*EXERCISE BRIEF*: Filter the records below for the word "Referral". Keep each line that has it.

*RECORDS FOR PROCESSING*:

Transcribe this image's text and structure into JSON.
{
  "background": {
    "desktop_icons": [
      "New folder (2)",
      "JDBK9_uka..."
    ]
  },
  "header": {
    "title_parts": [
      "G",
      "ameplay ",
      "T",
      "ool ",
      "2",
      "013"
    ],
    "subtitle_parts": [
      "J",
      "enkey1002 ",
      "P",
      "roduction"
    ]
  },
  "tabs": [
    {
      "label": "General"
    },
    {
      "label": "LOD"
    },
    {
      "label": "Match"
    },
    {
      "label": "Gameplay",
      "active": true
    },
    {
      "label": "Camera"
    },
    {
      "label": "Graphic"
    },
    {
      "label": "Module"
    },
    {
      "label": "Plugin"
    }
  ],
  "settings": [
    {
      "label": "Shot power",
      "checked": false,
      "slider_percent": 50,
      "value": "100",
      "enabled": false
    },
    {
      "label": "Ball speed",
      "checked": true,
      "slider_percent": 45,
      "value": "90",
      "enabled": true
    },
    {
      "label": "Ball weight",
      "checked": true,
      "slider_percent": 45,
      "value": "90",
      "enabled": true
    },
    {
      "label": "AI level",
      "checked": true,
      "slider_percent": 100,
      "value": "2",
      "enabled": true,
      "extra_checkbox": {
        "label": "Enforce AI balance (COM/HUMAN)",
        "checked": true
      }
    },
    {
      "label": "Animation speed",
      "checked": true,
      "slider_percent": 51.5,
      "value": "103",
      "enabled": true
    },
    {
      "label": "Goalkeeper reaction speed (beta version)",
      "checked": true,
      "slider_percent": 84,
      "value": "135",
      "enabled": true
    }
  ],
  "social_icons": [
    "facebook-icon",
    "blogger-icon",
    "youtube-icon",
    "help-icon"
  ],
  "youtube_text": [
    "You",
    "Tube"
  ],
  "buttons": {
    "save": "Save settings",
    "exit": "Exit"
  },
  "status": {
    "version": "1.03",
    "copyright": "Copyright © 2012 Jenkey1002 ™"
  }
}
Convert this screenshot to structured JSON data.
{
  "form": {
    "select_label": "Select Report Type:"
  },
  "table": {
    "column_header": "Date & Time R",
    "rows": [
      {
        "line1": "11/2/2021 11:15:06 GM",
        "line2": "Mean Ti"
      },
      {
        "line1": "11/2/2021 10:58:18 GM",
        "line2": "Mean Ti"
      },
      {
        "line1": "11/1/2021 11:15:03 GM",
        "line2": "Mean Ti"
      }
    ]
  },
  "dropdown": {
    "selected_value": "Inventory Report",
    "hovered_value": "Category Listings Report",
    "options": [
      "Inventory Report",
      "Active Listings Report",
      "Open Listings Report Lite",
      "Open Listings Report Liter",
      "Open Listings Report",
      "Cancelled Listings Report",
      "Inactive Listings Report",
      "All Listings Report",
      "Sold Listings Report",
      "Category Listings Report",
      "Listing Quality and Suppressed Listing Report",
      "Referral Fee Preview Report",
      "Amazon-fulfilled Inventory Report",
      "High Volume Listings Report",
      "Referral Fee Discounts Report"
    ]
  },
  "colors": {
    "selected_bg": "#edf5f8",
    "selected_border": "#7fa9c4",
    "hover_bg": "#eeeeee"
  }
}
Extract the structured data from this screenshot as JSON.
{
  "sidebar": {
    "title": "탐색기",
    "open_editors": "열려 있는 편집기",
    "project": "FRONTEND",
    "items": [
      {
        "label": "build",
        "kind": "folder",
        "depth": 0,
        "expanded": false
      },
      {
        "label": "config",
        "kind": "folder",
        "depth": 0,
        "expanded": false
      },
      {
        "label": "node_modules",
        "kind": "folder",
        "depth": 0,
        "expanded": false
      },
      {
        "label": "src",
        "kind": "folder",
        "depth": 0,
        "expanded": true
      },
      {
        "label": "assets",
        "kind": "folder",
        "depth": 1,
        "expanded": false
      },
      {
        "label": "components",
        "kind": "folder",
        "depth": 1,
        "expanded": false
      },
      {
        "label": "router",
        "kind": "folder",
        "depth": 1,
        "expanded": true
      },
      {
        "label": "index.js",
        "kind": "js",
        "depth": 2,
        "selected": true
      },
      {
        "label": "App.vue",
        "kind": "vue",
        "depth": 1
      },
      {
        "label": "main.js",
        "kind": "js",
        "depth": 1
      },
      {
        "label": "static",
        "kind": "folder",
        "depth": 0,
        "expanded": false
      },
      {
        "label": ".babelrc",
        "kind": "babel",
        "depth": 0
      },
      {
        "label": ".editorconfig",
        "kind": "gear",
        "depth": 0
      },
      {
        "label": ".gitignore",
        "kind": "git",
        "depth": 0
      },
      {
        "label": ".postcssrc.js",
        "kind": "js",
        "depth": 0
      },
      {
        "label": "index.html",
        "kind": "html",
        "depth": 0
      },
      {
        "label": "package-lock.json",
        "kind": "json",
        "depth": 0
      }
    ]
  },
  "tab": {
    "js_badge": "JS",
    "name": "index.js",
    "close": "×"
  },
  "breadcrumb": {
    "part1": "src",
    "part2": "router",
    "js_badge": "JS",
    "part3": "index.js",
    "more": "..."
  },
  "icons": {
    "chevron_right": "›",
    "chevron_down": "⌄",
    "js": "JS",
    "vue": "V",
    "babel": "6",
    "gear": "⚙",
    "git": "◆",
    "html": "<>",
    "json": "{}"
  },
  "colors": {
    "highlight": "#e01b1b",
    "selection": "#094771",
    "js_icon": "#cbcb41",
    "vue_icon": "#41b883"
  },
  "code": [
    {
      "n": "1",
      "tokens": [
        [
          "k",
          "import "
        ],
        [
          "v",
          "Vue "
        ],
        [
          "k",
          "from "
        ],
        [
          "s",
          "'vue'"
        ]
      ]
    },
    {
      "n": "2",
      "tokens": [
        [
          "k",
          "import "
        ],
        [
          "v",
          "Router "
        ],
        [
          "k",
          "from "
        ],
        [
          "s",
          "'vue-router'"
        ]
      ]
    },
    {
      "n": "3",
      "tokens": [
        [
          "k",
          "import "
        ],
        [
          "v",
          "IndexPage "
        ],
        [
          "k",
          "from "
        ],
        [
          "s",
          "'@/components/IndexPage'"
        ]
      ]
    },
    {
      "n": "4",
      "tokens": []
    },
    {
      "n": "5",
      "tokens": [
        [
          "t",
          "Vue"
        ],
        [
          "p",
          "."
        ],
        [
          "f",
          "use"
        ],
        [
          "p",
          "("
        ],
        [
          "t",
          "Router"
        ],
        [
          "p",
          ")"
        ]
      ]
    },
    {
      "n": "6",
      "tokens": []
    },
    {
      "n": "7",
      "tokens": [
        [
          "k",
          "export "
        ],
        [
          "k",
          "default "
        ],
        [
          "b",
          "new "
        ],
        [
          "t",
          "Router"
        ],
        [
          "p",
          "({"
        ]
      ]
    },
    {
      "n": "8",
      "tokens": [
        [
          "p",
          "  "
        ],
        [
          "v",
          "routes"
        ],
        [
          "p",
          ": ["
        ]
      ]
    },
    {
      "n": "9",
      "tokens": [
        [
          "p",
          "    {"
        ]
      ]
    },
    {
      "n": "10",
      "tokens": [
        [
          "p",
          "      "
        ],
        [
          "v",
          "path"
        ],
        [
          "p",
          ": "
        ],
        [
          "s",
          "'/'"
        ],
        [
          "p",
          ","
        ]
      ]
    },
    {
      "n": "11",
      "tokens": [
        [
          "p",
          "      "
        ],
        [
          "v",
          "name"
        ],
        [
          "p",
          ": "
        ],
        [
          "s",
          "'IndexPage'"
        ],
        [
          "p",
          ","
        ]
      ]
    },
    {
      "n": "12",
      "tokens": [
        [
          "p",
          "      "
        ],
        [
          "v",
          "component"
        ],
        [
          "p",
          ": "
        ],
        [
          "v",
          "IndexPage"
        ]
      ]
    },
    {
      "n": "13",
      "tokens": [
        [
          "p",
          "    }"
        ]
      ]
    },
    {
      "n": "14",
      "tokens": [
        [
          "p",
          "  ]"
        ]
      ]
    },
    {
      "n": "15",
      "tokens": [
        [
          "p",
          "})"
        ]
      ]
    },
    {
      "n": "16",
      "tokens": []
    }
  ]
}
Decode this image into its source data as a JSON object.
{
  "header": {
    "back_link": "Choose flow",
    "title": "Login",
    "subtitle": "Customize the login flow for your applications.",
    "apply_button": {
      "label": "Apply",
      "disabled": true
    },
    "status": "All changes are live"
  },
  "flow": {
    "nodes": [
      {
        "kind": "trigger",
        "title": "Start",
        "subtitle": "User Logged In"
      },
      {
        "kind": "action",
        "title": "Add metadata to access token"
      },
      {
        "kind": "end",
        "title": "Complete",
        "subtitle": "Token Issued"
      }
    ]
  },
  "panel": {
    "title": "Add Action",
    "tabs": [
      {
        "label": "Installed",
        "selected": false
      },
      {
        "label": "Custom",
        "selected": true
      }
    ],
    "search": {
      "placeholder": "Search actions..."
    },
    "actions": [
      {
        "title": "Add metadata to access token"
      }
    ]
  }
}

*EXERCISE RESPONSE*:
      "Referral Fee Preview Report",
      "Referral Fee Discounts Report"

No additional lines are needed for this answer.